Arctic blast grips North America
January 30, 2019 -- The polar vortex is bringing deadly cold weather to large areas of the U.S. for the second time since 2014.
It all started with misplaced Moroccan heat. In December, the normally super chilly air temperatures 30km above the North Pole rapidly rose by about 70 degrees Celsius, thanks to air flowing in from the south. It’s called “sudden stratospheric warming.”
That warmth split the polar vortex, leaving the pieces to wander, said Judah Cohen, a winter storm expert for Atmospheric Environmental Research, a commercial firm outside Boston.
Americans were introduced to the polar vortex five years ago. It was in early January 2014 when temperatures dropped to minus minus 27C in Chicago and meteorologists, who used the term for decades, started talking about it on social media.
This outbreak may snap some daily records for cold and is likely to be even more brutal than five years ago, especially with added wind chill.

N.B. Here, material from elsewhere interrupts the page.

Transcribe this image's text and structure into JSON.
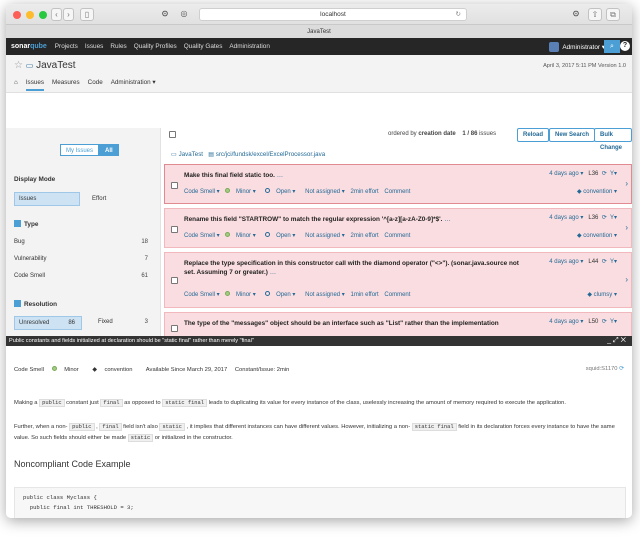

Scientists are debating whether polar vortexes are occurring more frequently, and if this is due to climate change.